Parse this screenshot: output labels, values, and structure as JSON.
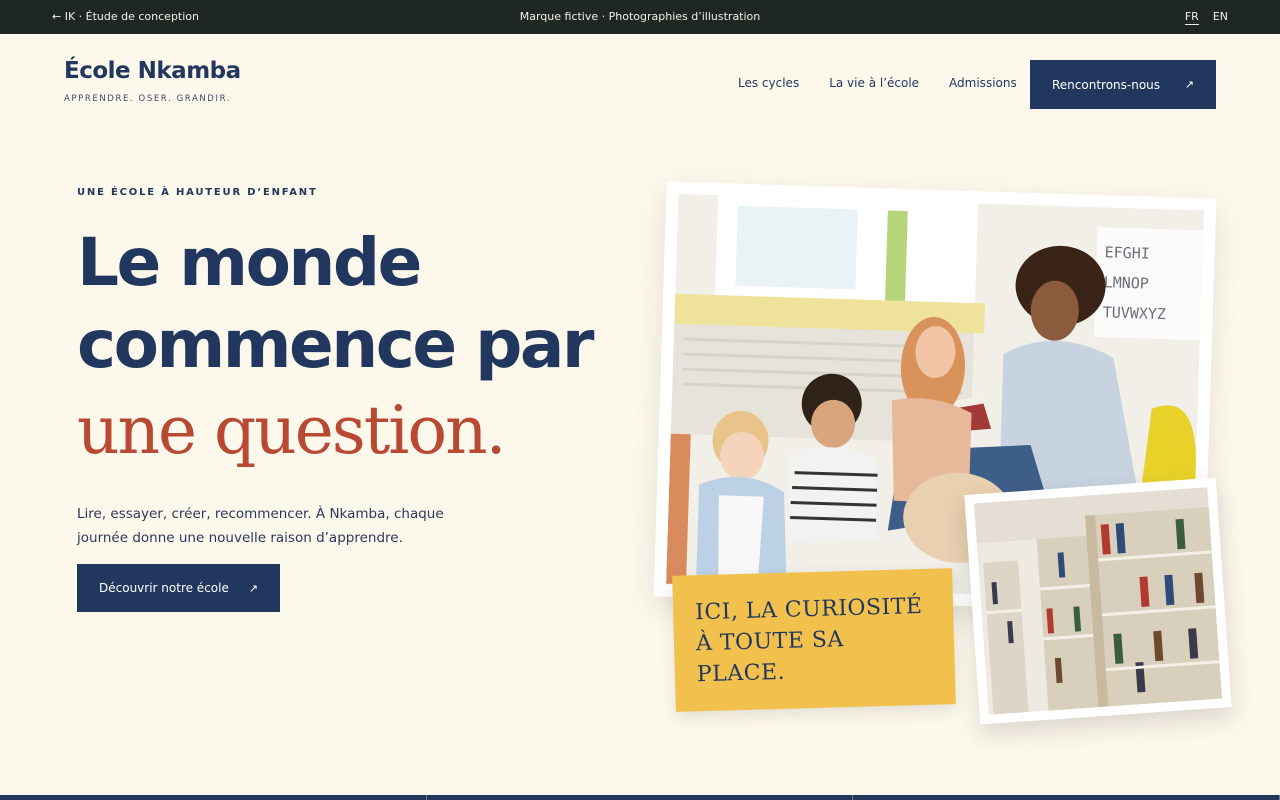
{
  "topbar": {
    "back_label": "← IK · Étude de conception",
    "center_label": "Marque fictive · Photographies d’illustration",
    "languages": [
      {
        "label": "FR",
        "active": true
      },
      {
        "label": "EN",
        "active": false
      }
    ]
  },
  "brand": {
    "name": "École Nkamba",
    "tagline": "APPRENDRE. OSER. GRANDIR."
  },
  "nav": {
    "items": [
      {
        "label": "Les cycles"
      },
      {
        "label": "La vie à l’école"
      },
      {
        "label": "Admissions"
      }
    ],
    "cta_label": "Rencontrons-nous",
    "cta_icon": "↗"
  },
  "hero": {
    "eyebrow": "UNE ÉCOLE À HAUTEUR D’ENFANT",
    "title_line1": "Le monde",
    "title_line2": "commence par",
    "title_accent": "une question.",
    "lead": "Lire, essayer, créer, recommencer. À Nkamba, chaque journée donne une nouvelle raison d’apprendre.",
    "cta_label": "Découvrir notre école",
    "cta_icon": "↗",
    "quote": "ICI, LA CURIOSITÉ À TOUTE SA PLACE."
  },
  "colors": {
    "navy": "#22375e",
    "accent": "#b84a34",
    "yellow": "#f2c04c",
    "cream": "#fdf8ec",
    "topbar": "#1f2724"
  }
}
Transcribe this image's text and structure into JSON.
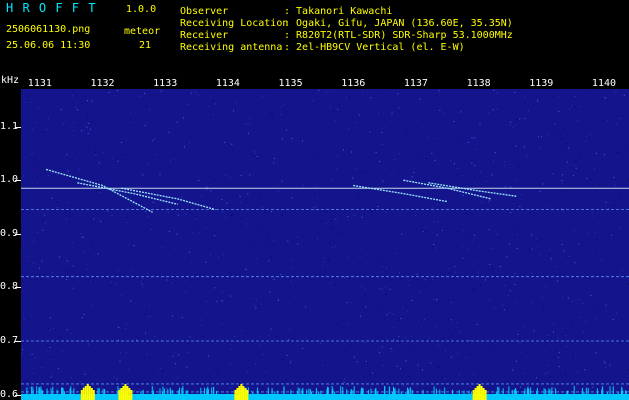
{
  "header": {
    "app_name": "H R O F F T",
    "version": "1.0.0",
    "filename": "2506061130.png",
    "datetime": "25.06.06 11:30",
    "meteor_label": "meteor",
    "meteor_count": "21",
    "info": [
      {
        "label": "Observer",
        "value": ": Takanori Kawachi"
      },
      {
        "label": "Receiving Location",
        "value": ": Ogaki, Gifu, JAPAN (136.60E, 35.35N)"
      },
      {
        "label": "Receiver",
        "value": ": R820T2(RTL-SDR) SDR-Sharp 53.1000MHz"
      },
      {
        "label": "Receiving antenna",
        "value": ": 2el-HB9CV Vertical (el. E-W)"
      }
    ]
  },
  "chart_data": {
    "type": "heatmap",
    "ylabel": "kHz",
    "x_ticks": [
      "1131",
      "1132",
      "1133",
      "1134",
      "1135",
      "1136",
      "1137",
      "1138",
      "1139",
      "1140"
    ],
    "y_ticks": [
      "1.1",
      "1.0",
      "0.9",
      "0.8",
      "0.7",
      "0.6"
    ],
    "ylim": [
      0.59,
      1.17
    ],
    "xlim": [
      1130.7,
      1140.4
    ],
    "carrier_lines_khz": [
      0.985,
      0.945,
      0.82,
      0.7,
      0.62,
      0.605
    ],
    "meteor_traces": [
      {
        "x": [
          1131.1,
          1132.0,
          1132.8
        ],
        "y": [
          1.02,
          0.99,
          0.94
        ]
      },
      {
        "x": [
          1131.6,
          1132.5,
          1133.2
        ],
        "y": [
          0.995,
          0.975,
          0.955
        ]
      },
      {
        "x": [
          1132.3,
          1133.2,
          1133.8
        ],
        "y": [
          0.985,
          0.965,
          0.945
        ]
      },
      {
        "x": [
          1136.0,
          1136.8,
          1137.5
        ],
        "y": [
          0.99,
          0.975,
          0.96
        ]
      },
      {
        "x": [
          1136.8,
          1137.5,
          1138.2
        ],
        "y": [
          1.0,
          0.985,
          0.965
        ]
      },
      {
        "x": [
          1137.2,
          1138.0,
          1138.6
        ],
        "y": [
          0.995,
          0.98,
          0.97
        ]
      }
    ],
    "bottom_signal_bursts": [
      1131.75,
      1132.35,
      1134.2,
      1138.0
    ],
    "colors": {
      "background": "#14148c",
      "trace": "#9ce8ff",
      "carrier": "#e0f8ff",
      "signal": "#ffff00",
      "noise": "#00c8ff"
    }
  }
}
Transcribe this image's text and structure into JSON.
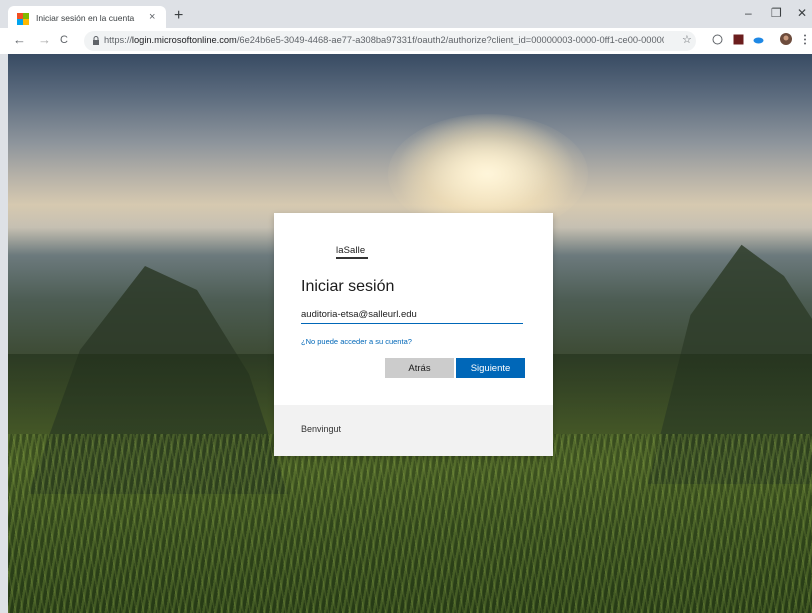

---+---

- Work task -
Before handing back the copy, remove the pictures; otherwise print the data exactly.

- Expected answer -
Parse this screenshot: output labels, values, and structure as JSON.
{
  "topbar": {
    "back_label": "← IK · Étude de conception",
    "center_label": "Marque fictive · Photographies d’illustration",
    "languages": [
      {
        "label": "FR",
        "active": true
      },
      {
        "label": "EN",
        "active": false
      }
    ]
  },
  "brand": {
    "name": "École Nkamba",
    "tagline": "APPRENDRE. OSER. GRANDIR."
  },
  "nav": {
    "items": [
      {
        "label": "Les cycles"
      },
      {
        "label": "La vie à l’école"
      },
      {
        "label": "Admissions"
      }
    ],
    "cta_label": "Rencontrons-nous",
    "cta_icon": "↗"
  },
  "hero": {
    "eyebrow": "UNE ÉCOLE À HAUTEUR D’ENFANT",
    "title_line1": "Le monde",
    "title_line2": "commence par",
    "title_accent": "une question.",
    "lead": "Lire, essayer, créer, recommencer. À Nkamba, chaque journée donne une nouvelle raison d’apprendre.",
    "cta_label": "Découvrir notre école",
    "cta_icon": "↗",
    "quote": "ICI, LA CURIOSITÉ À TOUTE SA PLACE."
  },
  "colors": {
    "navy": "#22375e",
    "accent": "#b84a34",
    "yellow": "#f2c04c",
    "cream": "#fdf8ec",
    "topbar": "#1f2724"
  }
}
Transcribe this image's text and structure into JSON.
{
  "header": {
    "app_name": "H R O F F T",
    "version": "1.0.0",
    "filename": "2506061130.png",
    "datetime": "25.06.06 11:30",
    "meteor_label": "meteor",
    "meteor_count": "21",
    "info": [
      {
        "label": "Observer",
        "value": ": Takanori Kawachi"
      },
      {
        "label": "Receiving Location",
        "value": ": Ogaki, Gifu, JAPAN (136.60E, 35.35N)"
      },
      {
        "label": "Receiver",
        "value": ": R820T2(RTL-SDR) SDR-Sharp 53.1000MHz"
      },
      {
        "label": "Receiving antenna",
        "value": ": 2el-HB9CV Vertical (el. E-W)"
      }
    ]
  },
  "chart_data": {
    "type": "heatmap",
    "ylabel": "kHz",
    "x_ticks": [
      "1131",
      "1132",
      "1133",
      "1134",
      "1135",
      "1136",
      "1137",
      "1138",
      "1139",
      "1140"
    ],
    "y_ticks": [
      "1.1",
      "1.0",
      "0.9",
      "0.8",
      "0.7",
      "0.6"
    ],
    "ylim": [
      0.59,
      1.17
    ],
    "xlim": [
      1130.7,
      1140.4
    ],
    "carrier_lines_khz": [
      0.985,
      0.945,
      0.82,
      0.7,
      0.62,
      0.605
    ],
    "meteor_traces": [
      {
        "x": [
          1131.1,
          1132.0,
          1132.8
        ],
        "y": [
          1.02,
          0.99,
          0.94
        ]
      },
      {
        "x": [
          1131.6,
          1132.5,
          1133.2
        ],
        "y": [
          0.995,
          0.975,
          0.955
        ]
      },
      {
        "x": [
          1132.3,
          1133.2,
          1133.8
        ],
        "y": [
          0.985,
          0.965,
          0.945
        ]
      },
      {
        "x": [
          1136.0,
          1136.8,
          1137.5
        ],
        "y": [
          0.99,
          0.975,
          0.96
        ]
      },
      {
        "x": [
          1136.8,
          1137.5,
          1138.2
        ],
        "y": [
          1.0,
          0.985,
          0.965
        ]
      },
      {
        "x": [
          1137.2,
          1138.0,
          1138.6
        ],
        "y": [
          0.995,
          0.98,
          0.97
        ]
      }
    ],
    "bottom_signal_bursts": [
      1131.75,
      1132.35,
      1134.2,
      1138.0
    ],
    "colors": {
      "background": "#14148c",
      "trace": "#9ce8ff",
      "carrier": "#e0f8ff",
      "signal": "#ffff00",
      "noise": "#00c8ff"
    }
  }
}
Transcribe this image's text and structure into JSON.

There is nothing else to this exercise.